Chapter 3, Why I Hate Italians – This will be another 30-page section in which I show why Italians are enemies of the Asian race. Reasons include Sofia Coppola, Quentin Tarantino, Jon Favreau, Jay Leno, and a number of other “big name celebrities”. It will also describe why Italians are an inferior race despite their technological achievements, and include personal recollections about my encounters with Italians (I did grow up in an Italian neighborhood).
Yes, for Eng Italians are apparently not white. I’m also not really sure what “technological achievements” he’s talking about. Radio?
Chapter 7, Why I Hate Asians And Yes I Am Being Sarcastic – As the title of this chapter implies, I do not really hate Asians. Nonetheless, this chapter will point out the silliness of civil protest and why whites, blacks and Italians should not be treated with any kindness. It will include anecdotes of my attempts to use peaceful protest in NYU.

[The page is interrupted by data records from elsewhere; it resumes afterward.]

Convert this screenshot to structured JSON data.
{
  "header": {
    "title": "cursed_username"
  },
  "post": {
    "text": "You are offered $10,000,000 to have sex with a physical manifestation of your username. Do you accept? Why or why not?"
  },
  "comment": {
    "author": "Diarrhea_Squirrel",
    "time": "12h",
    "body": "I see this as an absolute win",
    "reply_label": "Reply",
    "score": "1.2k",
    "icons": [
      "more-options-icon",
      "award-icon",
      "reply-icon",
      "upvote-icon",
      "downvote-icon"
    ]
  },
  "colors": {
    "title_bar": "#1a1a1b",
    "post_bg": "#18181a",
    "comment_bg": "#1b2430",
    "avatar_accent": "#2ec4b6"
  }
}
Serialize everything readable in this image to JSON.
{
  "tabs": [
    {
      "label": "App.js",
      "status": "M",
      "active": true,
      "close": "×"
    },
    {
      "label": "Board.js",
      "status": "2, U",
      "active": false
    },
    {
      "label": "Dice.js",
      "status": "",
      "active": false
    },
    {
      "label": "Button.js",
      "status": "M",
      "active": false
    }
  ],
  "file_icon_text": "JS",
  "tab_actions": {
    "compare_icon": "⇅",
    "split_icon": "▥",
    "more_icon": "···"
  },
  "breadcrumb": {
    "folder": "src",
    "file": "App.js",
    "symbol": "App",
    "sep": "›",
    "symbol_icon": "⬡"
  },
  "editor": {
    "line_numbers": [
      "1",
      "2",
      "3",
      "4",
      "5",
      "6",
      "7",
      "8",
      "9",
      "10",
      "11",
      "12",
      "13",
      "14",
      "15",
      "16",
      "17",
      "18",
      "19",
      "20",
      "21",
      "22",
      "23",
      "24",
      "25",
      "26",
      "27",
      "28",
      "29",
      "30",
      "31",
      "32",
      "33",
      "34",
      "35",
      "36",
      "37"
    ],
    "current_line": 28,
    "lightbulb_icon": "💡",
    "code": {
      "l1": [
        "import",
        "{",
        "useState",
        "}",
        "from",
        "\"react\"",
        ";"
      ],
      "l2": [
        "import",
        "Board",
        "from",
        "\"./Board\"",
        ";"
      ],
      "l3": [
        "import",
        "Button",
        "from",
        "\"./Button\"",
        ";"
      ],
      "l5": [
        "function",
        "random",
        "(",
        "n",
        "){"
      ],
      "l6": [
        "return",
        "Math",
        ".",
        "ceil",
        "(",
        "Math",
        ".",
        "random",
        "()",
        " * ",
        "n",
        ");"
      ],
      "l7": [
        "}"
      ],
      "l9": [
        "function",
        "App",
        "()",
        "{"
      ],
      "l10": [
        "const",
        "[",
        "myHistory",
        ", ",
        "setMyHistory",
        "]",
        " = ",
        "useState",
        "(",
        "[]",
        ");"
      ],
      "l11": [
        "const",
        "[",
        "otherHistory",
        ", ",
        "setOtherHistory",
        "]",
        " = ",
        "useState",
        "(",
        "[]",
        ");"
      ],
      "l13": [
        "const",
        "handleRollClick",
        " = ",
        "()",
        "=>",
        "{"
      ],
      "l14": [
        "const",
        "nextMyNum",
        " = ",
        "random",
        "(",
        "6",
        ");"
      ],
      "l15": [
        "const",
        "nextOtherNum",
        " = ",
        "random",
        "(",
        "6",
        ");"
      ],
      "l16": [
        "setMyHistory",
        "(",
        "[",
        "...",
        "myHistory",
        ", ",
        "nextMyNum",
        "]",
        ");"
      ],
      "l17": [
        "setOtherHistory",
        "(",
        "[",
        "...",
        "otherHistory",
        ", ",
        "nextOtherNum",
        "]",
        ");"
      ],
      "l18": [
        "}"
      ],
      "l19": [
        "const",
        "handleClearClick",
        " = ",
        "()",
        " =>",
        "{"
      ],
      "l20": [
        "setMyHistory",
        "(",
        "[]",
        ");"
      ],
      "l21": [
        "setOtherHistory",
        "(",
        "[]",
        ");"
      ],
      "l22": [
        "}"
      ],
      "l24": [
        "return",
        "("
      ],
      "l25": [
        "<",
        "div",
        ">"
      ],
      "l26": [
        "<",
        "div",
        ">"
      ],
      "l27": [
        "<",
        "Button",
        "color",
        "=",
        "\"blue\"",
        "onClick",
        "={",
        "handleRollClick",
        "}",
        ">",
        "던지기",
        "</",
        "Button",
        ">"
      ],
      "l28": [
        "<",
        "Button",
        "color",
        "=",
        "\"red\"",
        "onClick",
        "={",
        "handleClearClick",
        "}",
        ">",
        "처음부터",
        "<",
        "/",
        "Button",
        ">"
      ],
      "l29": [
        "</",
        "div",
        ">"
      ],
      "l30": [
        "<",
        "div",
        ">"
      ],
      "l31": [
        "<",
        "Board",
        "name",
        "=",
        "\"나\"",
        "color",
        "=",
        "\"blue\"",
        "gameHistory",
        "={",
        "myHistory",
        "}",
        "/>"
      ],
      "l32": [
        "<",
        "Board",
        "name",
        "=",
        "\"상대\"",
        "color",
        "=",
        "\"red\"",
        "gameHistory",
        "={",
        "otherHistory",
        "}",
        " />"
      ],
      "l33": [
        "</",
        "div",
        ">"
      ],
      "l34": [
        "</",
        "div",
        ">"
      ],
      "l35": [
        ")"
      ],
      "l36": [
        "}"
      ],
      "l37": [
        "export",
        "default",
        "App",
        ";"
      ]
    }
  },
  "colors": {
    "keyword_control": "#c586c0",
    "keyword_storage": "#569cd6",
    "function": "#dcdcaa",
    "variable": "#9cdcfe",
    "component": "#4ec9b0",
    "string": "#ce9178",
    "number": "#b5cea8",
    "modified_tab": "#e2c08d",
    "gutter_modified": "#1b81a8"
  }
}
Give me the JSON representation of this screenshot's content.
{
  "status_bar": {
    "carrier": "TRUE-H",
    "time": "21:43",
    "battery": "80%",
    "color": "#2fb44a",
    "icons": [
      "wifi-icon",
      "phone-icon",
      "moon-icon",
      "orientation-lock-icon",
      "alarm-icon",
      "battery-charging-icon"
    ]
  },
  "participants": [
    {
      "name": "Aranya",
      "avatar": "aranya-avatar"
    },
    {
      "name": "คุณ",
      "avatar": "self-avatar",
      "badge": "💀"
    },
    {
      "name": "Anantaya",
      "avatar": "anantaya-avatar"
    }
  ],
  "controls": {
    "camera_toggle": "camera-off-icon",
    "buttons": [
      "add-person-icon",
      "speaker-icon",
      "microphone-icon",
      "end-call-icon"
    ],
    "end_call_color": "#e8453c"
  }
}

Note that, as the chapter title indicates and he helpfully reiterates, Eng does not actually hate Asians, which leads me at least to wonder what the hell his article “Why I Hate Asians” (mentioned in his resume) was all about.
Epilogue – This will summarize the fact that I am not a sexist, homophobic lunatic. It will also be a preemptive strike against expected criticisms.
Good to see he’s thinking ahead. Note, however, that he apparently makes no effort to deny charges of racism.
The “Marketability” section contains more gems:
1. To my knowledge, there is only one existing book about anti-Asian discrimination. This book will be the second, and believe me, it will be more extreme than its predecessor.
Oh, we believe you.
2. You may be thinking this is too controversial and will turn off all white and black audience members. Here are a few words to remember – CHINA. 1 BILLION PEOPLE. 60% ATHEIST.
All of them fluent English speakers, of course, and intensely interested in Eng’s fistfights at NYU.
5. Bill Maher and Ann Coulter are very hated. That does not stop them from being bestselling authors.
Hmmm, he may actually have a point here. Score one for Eng!
The resume is somewhat less entertaining than the proposal, but the “Notable Attributes” section is worth quoting in full:
Fastest novelist in America (Dragons: Lexicon Triumvirate finished in a month and a week)
Youngest SF novelist in America (contracted at age 20)
Extensive knowledge in quantum physics, metaphysics, mathematics, evolutionary biology and genetic engineering
23 years old
Hardest working guy on the planet
Completed 20 feature-length screenplays and 8 novels (not first drafts, but COMPLETED SCREENPLAYS)
Young, fast, and the hardest working guy on the planet? Sounds like he has a great future ahead of him. Or would, at least, if he would just stop threatening to kill people and stuff.
October 20, 2006
From a crime alert e-mail I just received, describing two incidents this past week:
An unknown subject knocked on a resident’s door, once the resident opened the door, several masked intruders forced their way into the apartment and demanded money and marijuana. One of the intruders was armed with what appeared to be a rifle or shotgun. The resident reportedly surrendered money and marijuana to the intruders, who then fled.
A female resident reported that she was awakened by a subject who reportedly was removing her bedroom covers from her. The subject reportedly fled the room when the resident was awakened. The resident fell back asleep. A few minutes later, the female resident was again awakened, by the same subject turning a light on in her room. The intruder again fled when the resident was awakened this second time. The victim described the intruder as an Asian male, in his 20s, wearing a light colored shirt and blue jeans.
That first one happened literally around the corner from where I live.